Ty Montgomery emerged as a midseason fantasy darling due to the litany of the injuries which plagued the Packers backfield. Eddie Lacy and James Starks couldn’t stay healthy, while Christine Michael’s glimmers of talent during his brief stint in Green Bay did not earn himself another contract with the team. Entering 2017, none of these backs find themselves on the Packers roster. Montgomery was by far the most efficient and effective option in the Green Bay backfield, with the expectation for 2017 the converted wide receiver will assume the feature back role. The Packers did add a fresh cohort of young running backs in the 2017 draft: Jamaal Williams, Aaron Jones, and Devante Mays. Of these Williams projects the greatest as he was the highest selection (fourth round) and showed good pass blocking ability in college football, an area which Montgomery has received criticism. Although Montgomery had been receiving specialized pass protection training from ex-Packer Brandon Jackson, the presence of Williams and fullback Aaron Ripkowski could reduce Montgomery’s total snaps if this remains a deficiency. The Packers coaching staff will be hoping that Montgomery can get up to speed, as Montgomery is a prototypical dual-threat running back the Packers want on the field as much as possible. If Montgomery does secure the RB1 role for the Packers, his fantasy outlook is frankly scary. While Ripkowski and Aaron Rodgers own natural scrambling ability may reduce his rushing touchdown upside, Montgomery has the natural skill set and size to emerge as an every-down back and a focal point of the Green Bay offense.
Question: What is progress from Laquon Treadwell?

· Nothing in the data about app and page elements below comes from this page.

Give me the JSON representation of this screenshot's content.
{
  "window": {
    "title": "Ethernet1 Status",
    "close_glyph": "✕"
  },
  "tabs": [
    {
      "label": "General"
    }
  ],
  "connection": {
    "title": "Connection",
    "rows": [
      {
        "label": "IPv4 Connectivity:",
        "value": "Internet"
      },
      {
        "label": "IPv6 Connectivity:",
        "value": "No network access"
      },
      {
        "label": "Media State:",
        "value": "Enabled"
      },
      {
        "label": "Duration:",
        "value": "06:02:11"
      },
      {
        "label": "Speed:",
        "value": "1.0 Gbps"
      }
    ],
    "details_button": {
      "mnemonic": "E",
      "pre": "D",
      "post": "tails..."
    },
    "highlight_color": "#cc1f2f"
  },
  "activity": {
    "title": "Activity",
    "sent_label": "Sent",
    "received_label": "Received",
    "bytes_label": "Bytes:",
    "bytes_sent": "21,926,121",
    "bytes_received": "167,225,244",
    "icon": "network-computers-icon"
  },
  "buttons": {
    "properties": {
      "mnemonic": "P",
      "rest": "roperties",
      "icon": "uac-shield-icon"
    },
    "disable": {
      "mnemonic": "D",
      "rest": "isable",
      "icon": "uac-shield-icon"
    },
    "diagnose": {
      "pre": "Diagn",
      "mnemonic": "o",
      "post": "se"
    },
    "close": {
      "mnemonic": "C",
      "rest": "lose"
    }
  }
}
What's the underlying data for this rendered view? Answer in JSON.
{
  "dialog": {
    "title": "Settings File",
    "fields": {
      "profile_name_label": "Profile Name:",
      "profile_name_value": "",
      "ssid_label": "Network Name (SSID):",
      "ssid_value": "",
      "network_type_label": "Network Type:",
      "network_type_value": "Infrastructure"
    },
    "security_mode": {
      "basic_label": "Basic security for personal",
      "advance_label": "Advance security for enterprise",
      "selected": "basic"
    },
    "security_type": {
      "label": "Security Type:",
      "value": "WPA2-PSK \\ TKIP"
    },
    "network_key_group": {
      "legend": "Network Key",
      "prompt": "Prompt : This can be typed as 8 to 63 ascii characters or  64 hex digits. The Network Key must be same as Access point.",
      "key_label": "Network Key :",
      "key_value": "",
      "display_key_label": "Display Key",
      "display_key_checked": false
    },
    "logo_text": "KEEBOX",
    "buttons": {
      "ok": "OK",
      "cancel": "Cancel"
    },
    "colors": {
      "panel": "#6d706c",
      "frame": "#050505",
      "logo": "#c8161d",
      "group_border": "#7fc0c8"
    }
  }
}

The Minnesota Vikings offense of recent years is built to serve a function, pragmatic and conservative without much flair or star quality. All this changes in 2017, as the entire Vikings offensive outlook going into this season has shifted after a season of solid quarterback play from Sam Bradford, the development of two legitimate wide receiver options in Stefon Diggs and Adam Thielen, fantasy’s most underrated tight end Kyle Rudolph, and the addition of workhorse running back Dalvin Cook. Missing from this list, of course, is 2016’s first round pick. To say Laquon Treadwell went missing in 2016 is an understatement, managing just 1 catch for 15 yards in the entirety of his rookie campaign. Treadwell figures to contend for the WR3 role with Michael Floyd and Jarius Wright, with both having issues preventing them from being fantasy assets (kombucha tea and generally being bad at football). Treadwell does have a myriad of severe injuries dating back to his college career which should make Vikings and dynasty fans question his durability, but if he can make it through training camp unscathed, his natural talent should secure Treadwell the WR3 role. Treadwell is the physical antithesis of fellow wide receivers Diggs and Thielen and will give the Vikings a much needed big bodied receiver. This could have an impact on Rudolph’s touchdown upside, and in Pat Shurmur’s short passing offense Treadwell could also be a useful asset in PPR formats with potential to turn catches into long runs. While a breakout year is a stretch after missing the entirety of his rookie campaign, a positive showing in 2017 could see his ADP rocket going into 2018. With Diggs cemented at the top of the wide receiver hierarchy, a productive Treadwell could cut into Thielen’s workload. If Treadwell fails to cement the WR3 position as his own during training camp or gets injured again, fantasy owners should bump up projected targets and ADP of both Diggs and Thielen with the depth behind them non-existent. If this is the case, both are buys in all formats, especially Diggs with his potential to pace the league in targets and receptions.